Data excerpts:
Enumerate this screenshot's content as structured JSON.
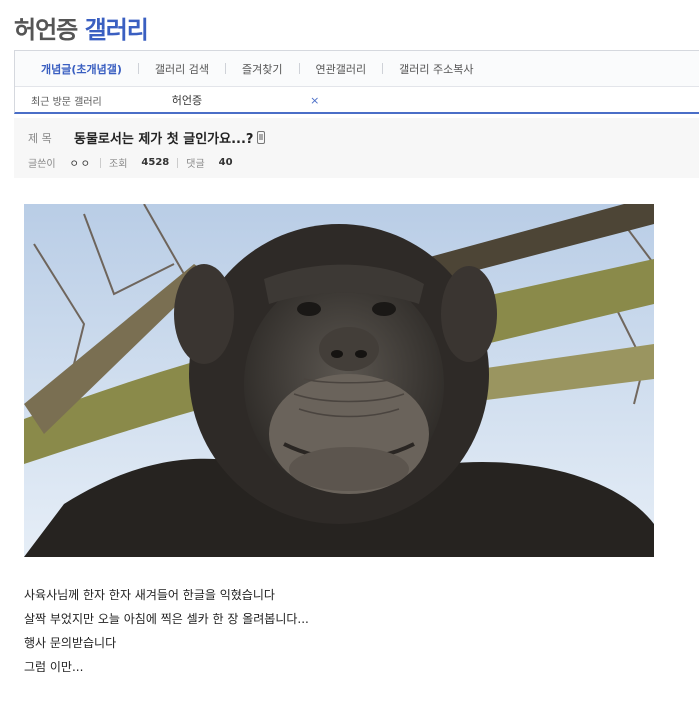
{
  "gallery": {
    "title_part1": "허언증",
    "title_part2": "갤러리"
  },
  "nav": {
    "tabs": [
      {
        "label": "개념글(초개념갤)",
        "active": true
      },
      {
        "label": "갤러리 검색",
        "active": false
      },
      {
        "label": "즐겨찾기",
        "active": false
      },
      {
        "label": "연관갤러리",
        "active": false
      },
      {
        "label": "갤러리 주소복사",
        "active": false
      }
    ],
    "recent": {
      "label": "최근 방문 갤러리",
      "item": "허언증",
      "close": "×"
    }
  },
  "post": {
    "subject_label": "제 목",
    "subject": "동물로서는 제가 첫 글인가요...?",
    "author_label": "글쓴이",
    "author": "ㅇㅇ",
    "views_label": "조회",
    "views": "4528",
    "comments_label": "댓글",
    "comments": "40",
    "image_alt": "chimpanzee-selfie-photo",
    "body_lines": [
      "사육사님께 한자 한자 새겨들어 한글을 익혔습니다",
      "살짝 부었지만 오늘 아침에 찍은 셀카 한 장 올려봅니다...",
      "행사 문의받습니다",
      "그럼 이만..."
    ]
  },
  "colors": {
    "accent": "#3a5fc1",
    "nav_border": "#4a6ec7",
    "header_bg": "#f7f7f7"
  }
}
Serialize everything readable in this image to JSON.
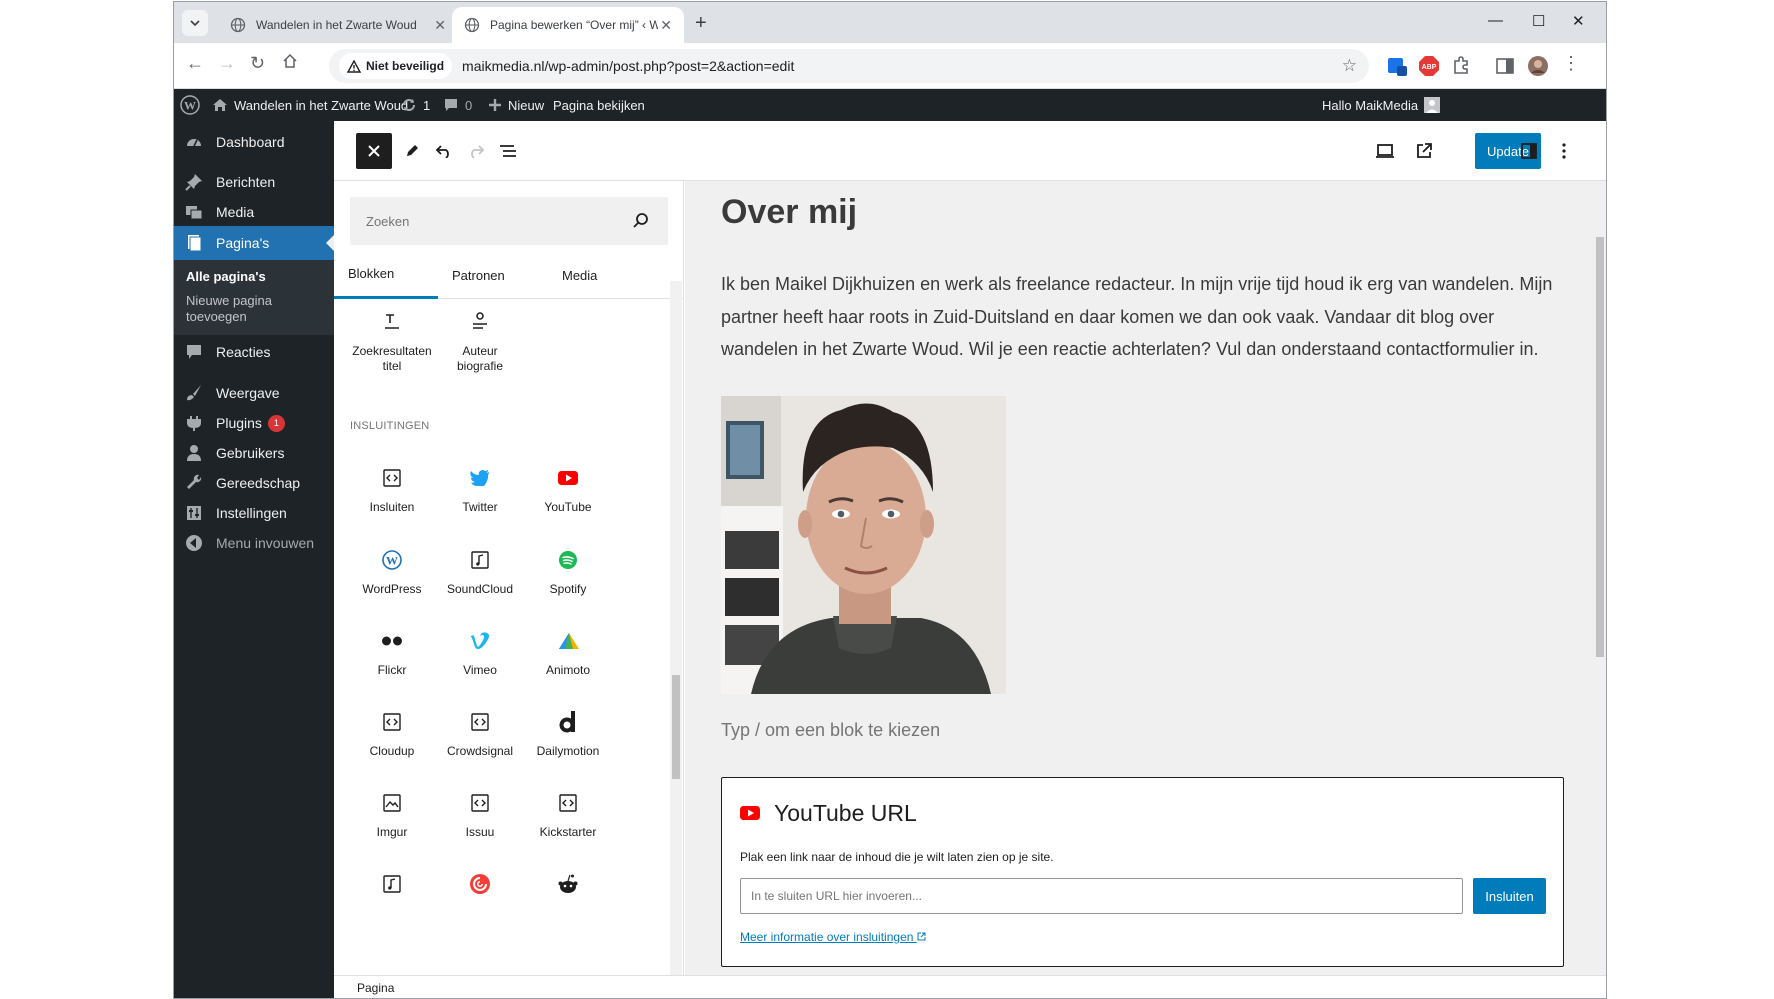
{
  "browser": {
    "tabs": [
      {
        "title": "Wandelen in het Zwarte Woud"
      },
      {
        "title": "Pagina bewerken “Over mij” ‹ W"
      }
    ],
    "security_label": "Niet beveiligd",
    "url": "maikmedia.nl/wp-admin/post.php?post=2&action=edit"
  },
  "adminbar": {
    "site_name": "Wandelen in het Zwarte Woud",
    "updates_count": "1",
    "comments_count": "0",
    "new_label": "Nieuw",
    "view_page_label": "Pagina bekijken",
    "greeting": "Hallo MaikMedia"
  },
  "sidebar": {
    "items": [
      {
        "label": "Dashboard",
        "icon": "dashboard-icon"
      },
      {
        "label": "Berichten",
        "icon": "pin-icon"
      },
      {
        "label": "Media",
        "icon": "media-icon"
      },
      {
        "label": "Pagina's",
        "icon": "pages-icon"
      },
      {
        "label": "Reacties",
        "icon": "comment-icon"
      },
      {
        "label": "Weergave",
        "icon": "brush-icon"
      },
      {
        "label": "Plugins",
        "icon": "plugin-icon",
        "badge": "1"
      },
      {
        "label": "Gebruikers",
        "icon": "user-icon"
      },
      {
        "label": "Gereedschap",
        "icon": "wrench-icon"
      },
      {
        "label": "Instellingen",
        "icon": "settings-icon"
      },
      {
        "label": "Menu invouwen",
        "icon": "collapse-icon"
      }
    ],
    "submenu": {
      "all_pages": "Alle pagina's",
      "new_page": "Nieuwe pagina toevoegen"
    }
  },
  "editor_header": {
    "update_label": "Update"
  },
  "inserter": {
    "search_placeholder": "Zoeken",
    "tabs": [
      "Blokken",
      "Patronen",
      "Media"
    ],
    "top_blocks": [
      {
        "label": "Zoekresultaten titel"
      },
      {
        "label": "Auteur biografie"
      }
    ],
    "category": "INSLUITINGEN",
    "embed_blocks": [
      {
        "label": "Insluiten",
        "icon": "embed-generic-icon"
      },
      {
        "label": "Twitter",
        "icon": "twitter-icon"
      },
      {
        "label": "YouTube",
        "icon": "youtube-icon"
      },
      {
        "label": "WordPress",
        "icon": "wordpress-icon"
      },
      {
        "label": "SoundCloud",
        "icon": "audio-icon"
      },
      {
        "label": "Spotify",
        "icon": "spotify-icon"
      },
      {
        "label": "Flickr",
        "icon": "flickr-icon"
      },
      {
        "label": "Vimeo",
        "icon": "vimeo-icon"
      },
      {
        "label": "Animoto",
        "icon": "animoto-icon"
      },
      {
        "label": "Cloudup",
        "icon": "embed-generic-icon"
      },
      {
        "label": "Crowdsignal",
        "icon": "embed-generic-icon"
      },
      {
        "label": "Dailymotion",
        "icon": "dailymotion-icon"
      },
      {
        "label": "Imgur",
        "icon": "image-icon"
      },
      {
        "label": "Issuu",
        "icon": "embed-generic-icon"
      },
      {
        "label": "Kickstarter",
        "icon": "embed-generic-icon"
      }
    ]
  },
  "content": {
    "title": "Over mij",
    "paragraph": "Ik ben Maikel Dijkhuizen en werk als freelance redacteur. In mijn vrije tijd houd ik erg van wandelen. Mijn partner heeft haar roots in Zuid-Duitsland en daar komen we dan ook vaak. Vandaar dit blog over wandelen in het Zwarte Woud. Wil je een reactie achterlaten? Vul dan onderstaand contactformulier in.",
    "block_placeholder": "Typ / om een blok te kiezen",
    "embed": {
      "title": "YouTube URL",
      "help": "Plak een link naar de inhoud die je wilt laten zien op je site.",
      "input_placeholder": "In te sluiten URL hier invoeren...",
      "button": "Insluiten",
      "link": "Meer informatie over insluitingen"
    }
  },
  "footer": {
    "breadcrumb": "Pagina"
  },
  "colors": {
    "wp_blue": "#007cba",
    "admin_dark": "#1d2327",
    "menu_current": "#2271b1",
    "badge_red": "#d63638",
    "youtube_red": "#ff0000"
  }
}
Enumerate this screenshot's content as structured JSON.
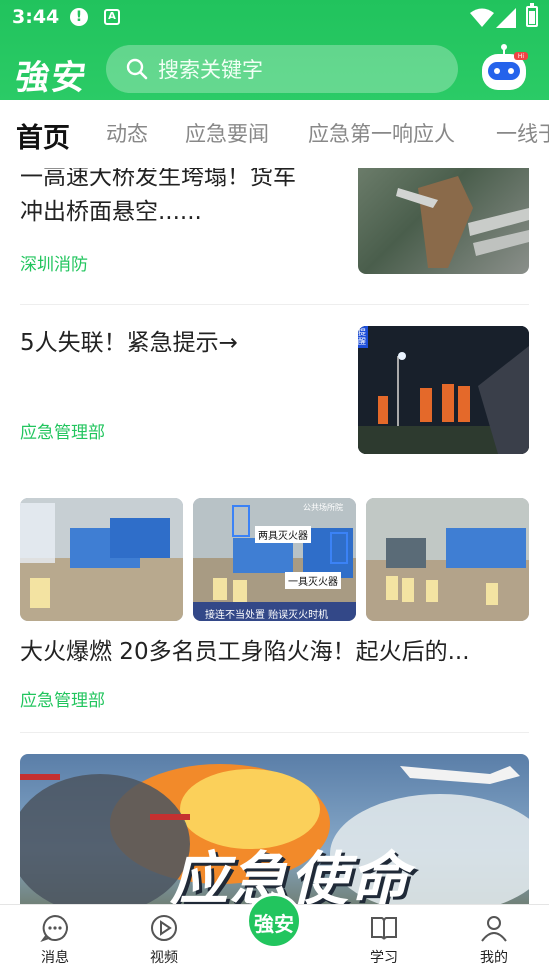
{
  "status": {
    "time": "3:44",
    "alert": "!",
    "app": "A"
  },
  "header": {
    "logo": "強安",
    "search_placeholder": "搜索关键字",
    "accent": "#22c55e"
  },
  "tabs": [
    {
      "label": "首页",
      "active": true
    },
    {
      "label": "动态"
    },
    {
      "label": "应急要闻"
    },
    {
      "label": "应急第一响应人"
    },
    {
      "label": "一线于"
    }
  ],
  "feed": [
    {
      "title_line1": "一高速大桥发生垮塌！货车",
      "title_line2": "冲出桥面悬空......",
      "source": "深圳消防"
    },
    {
      "title": "5人失联！紧急提示→",
      "source": "应急管理部",
      "badge": "提醒"
    },
    {
      "title": "大火爆燃 20多名员工身陷火海！起火后的...",
      "source": "应急管理部",
      "captions": [
        "两具灭火器",
        "一具灭火器",
        "接连不当处置 贻误灭火时机",
        "公共场所院"
      ]
    },
    {
      "banner_text": "应急使命"
    }
  ],
  "bottom_nav": [
    {
      "label": "消息",
      "icon": "message-icon"
    },
    {
      "label": "视频",
      "icon": "play-icon"
    },
    {
      "label": "強安",
      "icon": "home-logo-icon"
    },
    {
      "label": "学习",
      "icon": "book-icon"
    },
    {
      "label": "我的",
      "icon": "user-icon"
    }
  ]
}
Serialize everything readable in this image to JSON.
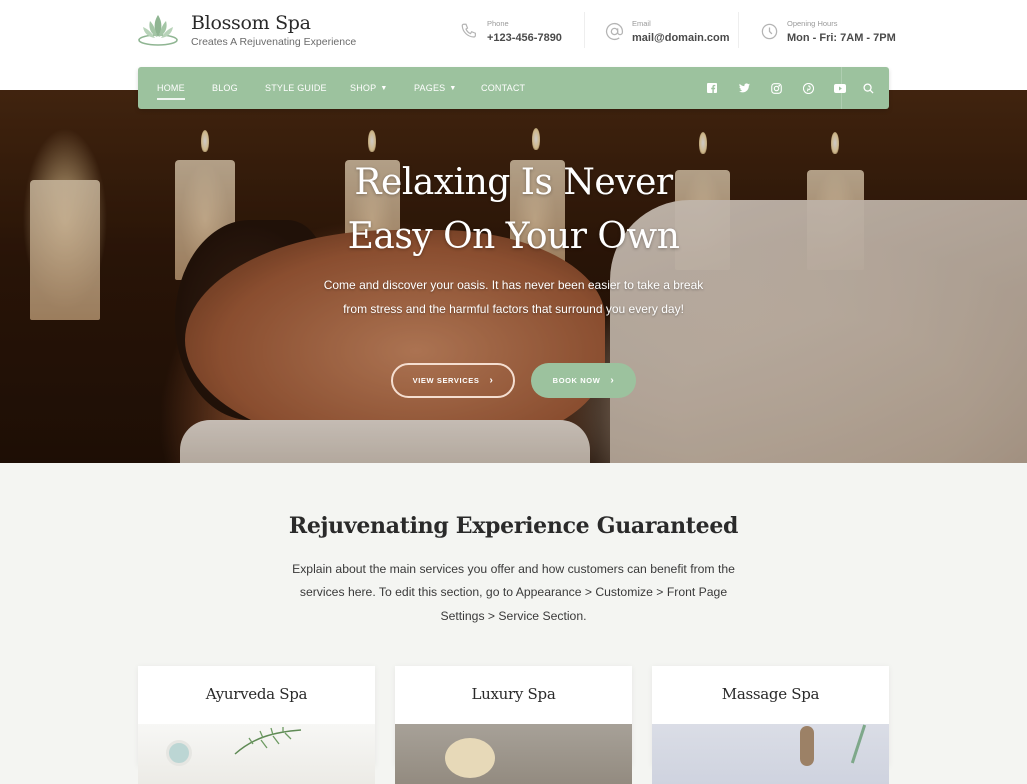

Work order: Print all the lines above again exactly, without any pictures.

Worked solution:
Enumerate this screenshot's content as structured JSON.
{
  "gallery": {
    "title_part1": "허언증",
    "title_part2": "갤러리"
  },
  "nav": {
    "tabs": [
      {
        "label": "개념글(초개념갤)",
        "active": true
      },
      {
        "label": "갤러리 검색",
        "active": false
      },
      {
        "label": "즐겨찾기",
        "active": false
      },
      {
        "label": "연관갤러리",
        "active": false
      },
      {
        "label": "갤러리 주소복사",
        "active": false
      }
    ],
    "recent": {
      "label": "최근 방문 갤러리",
      "item": "허언증",
      "close": "×"
    }
  },
  "post": {
    "subject_label": "제 목",
    "subject": "동물로서는 제가 첫 글인가요...?",
    "author_label": "글쓴이",
    "author": "ㅇㅇ",
    "views_label": "조회",
    "views": "4528",
    "comments_label": "댓글",
    "comments": "40",
    "image_alt": "chimpanzee-selfie-photo",
    "body_lines": [
      "사육사님께 한자 한자 새겨들어 한글을 익혔습니다",
      "살짝 부었지만 오늘 아침에 찍은 셀카 한 장 올려봅니다...",
      "행사 문의받습니다",
      "그럼 이만..."
    ]
  },
  "colors": {
    "accent": "#3a5fc1",
    "nav_border": "#4a6ec7",
    "header_bg": "#f7f7f7"
  }
}
Serialize everything readable in this image to JSON.
{
  "browser": {
    "tabs": [
      {
        "title": "Wandelen in het Zwarte Woud"
      },
      {
        "title": "Pagina bewerken “Over mij” ‹ W"
      }
    ],
    "security_label": "Niet beveiligd",
    "url": "maikmedia.nl/wp-admin/post.php?post=2&action=edit"
  },
  "adminbar": {
    "site_name": "Wandelen in het Zwarte Woud",
    "updates_count": "1",
    "comments_count": "0",
    "new_label": "Nieuw",
    "view_page_label": "Pagina bekijken",
    "greeting": "Hallo MaikMedia"
  },
  "sidebar": {
    "items": [
      {
        "label": "Dashboard",
        "icon": "dashboard-icon"
      },
      {
        "label": "Berichten",
        "icon": "pin-icon"
      },
      {
        "label": "Media",
        "icon": "media-icon"
      },
      {
        "label": "Pagina's",
        "icon": "pages-icon"
      },
      {
        "label": "Reacties",
        "icon": "comment-icon"
      },
      {
        "label": "Weergave",
        "icon": "brush-icon"
      },
      {
        "label": "Plugins",
        "icon": "plugin-icon",
        "badge": "1"
      },
      {
        "label": "Gebruikers",
        "icon": "user-icon"
      },
      {
        "label": "Gereedschap",
        "icon": "wrench-icon"
      },
      {
        "label": "Instellingen",
        "icon": "settings-icon"
      },
      {
        "label": "Menu invouwen",
        "icon": "collapse-icon"
      }
    ],
    "submenu": {
      "all_pages": "Alle pagina's",
      "new_page": "Nieuwe pagina toevoegen"
    }
  },
  "editor_header": {
    "update_label": "Update"
  },
  "inserter": {
    "search_placeholder": "Zoeken",
    "tabs": [
      "Blokken",
      "Patronen",
      "Media"
    ],
    "top_blocks": [
      {
        "label": "Zoekresultaten titel"
      },
      {
        "label": "Auteur biografie"
      }
    ],
    "category": "INSLUITINGEN",
    "embed_blocks": [
      {
        "label": "Insluiten",
        "icon": "embed-generic-icon"
      },
      {
        "label": "Twitter",
        "icon": "twitter-icon"
      },
      {
        "label": "YouTube",
        "icon": "youtube-icon"
      },
      {
        "label": "WordPress",
        "icon": "wordpress-icon"
      },
      {
        "label": "SoundCloud",
        "icon": "audio-icon"
      },
      {
        "label": "Spotify",
        "icon": "spotify-icon"
      },
      {
        "label": "Flickr",
        "icon": "flickr-icon"
      },
      {
        "label": "Vimeo",
        "icon": "vimeo-icon"
      },
      {
        "label": "Animoto",
        "icon": "animoto-icon"
      },
      {
        "label": "Cloudup",
        "icon": "embed-generic-icon"
      },
      {
        "label": "Crowdsignal",
        "icon": "embed-generic-icon"
      },
      {
        "label": "Dailymotion",
        "icon": "dailymotion-icon"
      },
      {
        "label": "Imgur",
        "icon": "image-icon"
      },
      {
        "label": "Issuu",
        "icon": "embed-generic-icon"
      },
      {
        "label": "Kickstarter",
        "icon": "embed-generic-icon"
      }
    ]
  },
  "content": {
    "title": "Over mij",
    "paragraph": "Ik ben Maikel Dijkhuizen en werk als freelance redacteur. In mijn vrije tijd houd ik erg van wandelen. Mijn partner heeft haar roots in Zuid-Duitsland en daar komen we dan ook vaak. Vandaar dit blog over wandelen in het Zwarte Woud. Wil je een reactie achterlaten? Vul dan onderstaand contactformulier in.",
    "block_placeholder": "Typ / om een blok te kiezen",
    "embed": {
      "title": "YouTube URL",
      "help": "Plak een link naar de inhoud die je wilt laten zien op je site.",
      "input_placeholder": "In te sluiten URL hier invoeren...",
      "button": "Insluiten",
      "link": "Meer informatie over insluitingen"
    }
  },
  "footer": {
    "breadcrumb": "Pagina"
  },
  "colors": {
    "wp_blue": "#007cba",
    "admin_dark": "#1d2327",
    "menu_current": "#2271b1",
    "badge_red": "#d63638",
    "youtube_red": "#ff0000"
  }
}
Enumerate this screenshot's content as structured JSON.
{
  "status": {
    "time": "3:44",
    "alert": "!",
    "app": "A"
  },
  "header": {
    "logo": "強安",
    "search_placeholder": "搜索关键字",
    "accent": "#22c55e"
  },
  "tabs": [
    {
      "label": "首页",
      "active": true
    },
    {
      "label": "动态"
    },
    {
      "label": "应急要闻"
    },
    {
      "label": "应急第一响应人"
    },
    {
      "label": "一线于"
    }
  ],
  "feed": [
    {
      "title_line1": "一高速大桥发生垮塌！货车",
      "title_line2": "冲出桥面悬空......",
      "source": "深圳消防"
    },
    {
      "title": "5人失联！紧急提示→",
      "source": "应急管理部",
      "badge": "提醒"
    },
    {
      "title": "大火爆燃 20多名员工身陷火海！起火后的...",
      "source": "应急管理部",
      "captions": [
        "两具灭火器",
        "一具灭火器",
        "接连不当处置 贻误灭火时机",
        "公共场所院"
      ]
    },
    {
      "banner_text": "应急使命"
    }
  ],
  "bottom_nav": [
    {
      "label": "消息",
      "icon": "message-icon"
    },
    {
      "label": "视频",
      "icon": "play-icon"
    },
    {
      "label": "強安",
      "icon": "home-logo-icon"
    },
    {
      "label": "学习",
      "icon": "book-icon"
    },
    {
      "label": "我的",
      "icon": "user-icon"
    }
  ]
}
Serialize everything readable in this image to JSON.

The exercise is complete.